┌─ Material to process

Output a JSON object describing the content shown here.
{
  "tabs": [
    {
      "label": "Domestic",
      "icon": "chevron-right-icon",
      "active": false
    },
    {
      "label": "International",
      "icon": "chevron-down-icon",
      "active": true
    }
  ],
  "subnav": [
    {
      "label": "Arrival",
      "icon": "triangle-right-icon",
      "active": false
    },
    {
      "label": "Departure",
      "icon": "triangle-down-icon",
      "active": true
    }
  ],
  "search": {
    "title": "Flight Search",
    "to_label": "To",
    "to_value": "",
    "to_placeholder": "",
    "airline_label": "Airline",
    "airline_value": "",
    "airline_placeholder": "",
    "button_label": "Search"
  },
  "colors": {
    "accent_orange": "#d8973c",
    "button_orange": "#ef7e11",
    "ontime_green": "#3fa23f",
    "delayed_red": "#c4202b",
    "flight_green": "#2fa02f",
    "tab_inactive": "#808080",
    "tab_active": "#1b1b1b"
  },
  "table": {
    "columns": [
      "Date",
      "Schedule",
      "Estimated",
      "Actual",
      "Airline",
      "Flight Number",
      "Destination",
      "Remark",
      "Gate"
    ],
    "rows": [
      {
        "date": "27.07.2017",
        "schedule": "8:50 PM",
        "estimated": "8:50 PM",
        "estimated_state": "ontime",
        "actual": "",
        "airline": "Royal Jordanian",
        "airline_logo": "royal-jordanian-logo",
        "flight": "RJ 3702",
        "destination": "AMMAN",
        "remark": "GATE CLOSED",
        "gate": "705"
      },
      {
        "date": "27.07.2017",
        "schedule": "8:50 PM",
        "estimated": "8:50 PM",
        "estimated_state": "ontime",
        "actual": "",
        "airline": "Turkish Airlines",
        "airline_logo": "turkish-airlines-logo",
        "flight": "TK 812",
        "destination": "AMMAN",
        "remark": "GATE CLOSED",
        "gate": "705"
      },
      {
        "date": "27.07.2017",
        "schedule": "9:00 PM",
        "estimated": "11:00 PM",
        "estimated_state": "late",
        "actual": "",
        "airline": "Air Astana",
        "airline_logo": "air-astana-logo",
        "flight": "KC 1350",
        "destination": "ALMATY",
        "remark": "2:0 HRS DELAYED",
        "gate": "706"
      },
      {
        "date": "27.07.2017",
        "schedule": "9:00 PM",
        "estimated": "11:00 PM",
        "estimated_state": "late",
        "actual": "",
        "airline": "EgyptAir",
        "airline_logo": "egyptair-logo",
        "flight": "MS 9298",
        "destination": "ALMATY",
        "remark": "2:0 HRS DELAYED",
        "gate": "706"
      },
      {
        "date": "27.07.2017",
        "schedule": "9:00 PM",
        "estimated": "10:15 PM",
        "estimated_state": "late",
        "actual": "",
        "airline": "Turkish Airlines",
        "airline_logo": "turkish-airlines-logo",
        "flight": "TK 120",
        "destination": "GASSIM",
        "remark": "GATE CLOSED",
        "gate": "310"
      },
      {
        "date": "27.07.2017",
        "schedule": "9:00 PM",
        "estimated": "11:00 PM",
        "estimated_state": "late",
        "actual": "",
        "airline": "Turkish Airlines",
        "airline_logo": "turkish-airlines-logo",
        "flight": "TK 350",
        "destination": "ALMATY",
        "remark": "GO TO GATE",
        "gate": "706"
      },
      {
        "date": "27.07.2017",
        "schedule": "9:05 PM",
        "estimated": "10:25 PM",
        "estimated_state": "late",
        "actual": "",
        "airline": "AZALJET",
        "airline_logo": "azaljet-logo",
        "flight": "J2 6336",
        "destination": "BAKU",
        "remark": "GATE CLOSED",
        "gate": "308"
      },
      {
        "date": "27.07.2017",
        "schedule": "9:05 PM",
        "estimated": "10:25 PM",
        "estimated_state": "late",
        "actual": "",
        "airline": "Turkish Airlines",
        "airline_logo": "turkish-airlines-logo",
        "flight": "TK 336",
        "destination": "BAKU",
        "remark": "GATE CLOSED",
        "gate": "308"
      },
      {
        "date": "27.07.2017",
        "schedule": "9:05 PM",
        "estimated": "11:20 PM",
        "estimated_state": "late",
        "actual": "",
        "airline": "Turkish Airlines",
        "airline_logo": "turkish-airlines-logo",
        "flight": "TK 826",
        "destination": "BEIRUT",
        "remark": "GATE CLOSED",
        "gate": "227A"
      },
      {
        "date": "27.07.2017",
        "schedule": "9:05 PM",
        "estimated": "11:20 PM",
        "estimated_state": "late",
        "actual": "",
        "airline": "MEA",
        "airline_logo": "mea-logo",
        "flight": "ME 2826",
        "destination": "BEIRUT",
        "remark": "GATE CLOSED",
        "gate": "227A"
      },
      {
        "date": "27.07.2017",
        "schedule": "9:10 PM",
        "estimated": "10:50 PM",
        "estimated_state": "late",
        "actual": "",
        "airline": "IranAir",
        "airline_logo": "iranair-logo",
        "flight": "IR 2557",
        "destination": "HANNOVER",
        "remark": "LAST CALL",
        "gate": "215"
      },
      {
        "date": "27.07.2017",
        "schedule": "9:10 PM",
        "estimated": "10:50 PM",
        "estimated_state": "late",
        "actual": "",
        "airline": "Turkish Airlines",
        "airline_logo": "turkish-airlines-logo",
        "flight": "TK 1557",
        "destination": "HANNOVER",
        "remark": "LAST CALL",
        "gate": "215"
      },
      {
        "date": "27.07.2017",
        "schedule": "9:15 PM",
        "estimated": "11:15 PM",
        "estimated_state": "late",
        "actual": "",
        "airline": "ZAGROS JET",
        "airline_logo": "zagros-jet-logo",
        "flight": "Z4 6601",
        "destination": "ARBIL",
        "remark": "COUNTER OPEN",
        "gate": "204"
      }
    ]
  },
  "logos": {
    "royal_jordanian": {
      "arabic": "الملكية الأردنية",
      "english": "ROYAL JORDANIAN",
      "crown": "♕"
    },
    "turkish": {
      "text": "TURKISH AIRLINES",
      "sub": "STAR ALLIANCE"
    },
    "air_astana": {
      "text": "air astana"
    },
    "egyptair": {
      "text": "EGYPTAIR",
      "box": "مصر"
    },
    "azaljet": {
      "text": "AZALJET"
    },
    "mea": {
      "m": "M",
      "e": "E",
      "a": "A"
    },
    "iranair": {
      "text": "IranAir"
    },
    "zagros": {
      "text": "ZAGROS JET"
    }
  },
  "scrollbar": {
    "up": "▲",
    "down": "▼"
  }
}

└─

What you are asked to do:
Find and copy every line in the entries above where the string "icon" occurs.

Written solution:
      "icon": "chevron-right-icon",
      "icon": "chevron-down-icon",
      "icon": "triangle-right-icon",
      "icon": "triangle-down-icon",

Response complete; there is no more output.